Dick replied:

No, not right. What I saw was HANDWRITTEN. It was not a computer listing. It was not source code. It was not an IBM manual. It was not computer paper. It was not four or five inches thick. It was not an IBM 704 or 709 installation. It was a Xerox copy (not reduced from larger paper) of handwritten documentation on 8.5×11″ white paper, perhaps 1/2″ thick at most.

Jim King

I was chatting with Jim King* at lunch about John Backus and the Fortran compiler (Jim worked at IBM Research for many years). Jim used Fortran (II?) and Fortran Monitor System on an IBM 709 in college in the early 1960s, and had some interesting anecdotes (e.g., the compiler turned on a front panel indicator lamp once it determined there were no syntax errors, …) — I can see that getting oral histories of users/developers will be interesting.

Jim suggested IBM’s SHARE user group library as a potentially interesting source of material. (And perhaps there were similar user groups for a few of the other companies?) Also, he worked for Boeing in Seattle in the 1960s, and said they had an extensive 7090 program library, with detailed requirements for documentation.
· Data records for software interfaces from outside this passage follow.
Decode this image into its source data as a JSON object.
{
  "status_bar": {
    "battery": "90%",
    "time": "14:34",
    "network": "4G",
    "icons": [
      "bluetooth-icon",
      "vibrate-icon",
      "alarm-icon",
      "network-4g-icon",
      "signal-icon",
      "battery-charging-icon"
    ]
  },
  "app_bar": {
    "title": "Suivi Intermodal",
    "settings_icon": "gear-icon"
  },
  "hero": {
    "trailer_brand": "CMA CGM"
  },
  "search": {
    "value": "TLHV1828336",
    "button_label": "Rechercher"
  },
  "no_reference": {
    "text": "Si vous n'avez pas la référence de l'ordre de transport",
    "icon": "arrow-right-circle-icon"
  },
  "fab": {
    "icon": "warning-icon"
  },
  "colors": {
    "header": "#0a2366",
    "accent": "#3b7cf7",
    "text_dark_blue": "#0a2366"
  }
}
It could be another interesting source, although he doesn’t have any current contacts into Boeing.

* See dblp.org entry for James C. King.

Update 2024/05/07: Updated link for Jim, and added footnote.

The Smithsonian

Based on Irv Ziller’s recollection that historic Fortran materials had been sent to the Smithsonian Institution, I looked at their web site and found this page describing the Division of Information Technology & Society, which is part of the National Museum of American History and whose collections include the Computer History Collection. My attempts to establish communication with the staff of this Division got off to a slow start. Later, I learned that they were consumed with the creation of a major new exhibition, “The Price of Freedom”, to open November 11, 2004.

Update 1/2/2016: Updated Smithsonian URLs via Internet Archive Wayback Machine.

Irv Ziller

Irv Ziller, who was the first person to join John Backus on the Fortran team, responded to my inquiry regarding the source code for the original Fortran compiler by saying, “I do not have the source code, however I recall material being sent to the Smithsonian to become part of their collection.”

John Backus

John Backus initiated and led the project that designed and implemented Fortran, the first high-level programming language.

I hadn’t talked to John for many years*, but tonight I called him up to say hello, and to see if he had a copy of the original Fortran compiler source code. He didn’t but suggested I contact Irv Ziller, who was the first person to join John’s Fortran project.

* In 1974 I worked for John Backus at IBM San Jose Research (before the Almaden Research Center was built) .

Software Collection Committee

The first meeting of the Software Collection Committee of the Computer History Museum was held November 19th. The purpose of the committee is to help the museum, whose mission statement is “To preserve and present for posterity the artifacts and stories of the information age”, bootstrap its software activities. Expected activities include establishing standards for categorization, preservation, etc., testing these standards on some representative software, establishing priorities for software to collect, etc. The committee was launched partly as a response to a workshop on Preserving Classic Software moderated by Grady Booch and held October 16-17.

The discussion of what software would be worth collecting first was quite interesting — people proposed various criteria, but clearly age and historical significance are key. At this meeting, or shortly thereafter, I began thinking about the first Fortran compiler, and my friend Alex Stepanov reinforced this interest. Fortran was arguably the first higher-level programming language, and its compiler was the first optimizing compiler.

Update 2024/05/07: Changed link for Alex Stepanov from (broken) DBLP to stepanovpapers.com.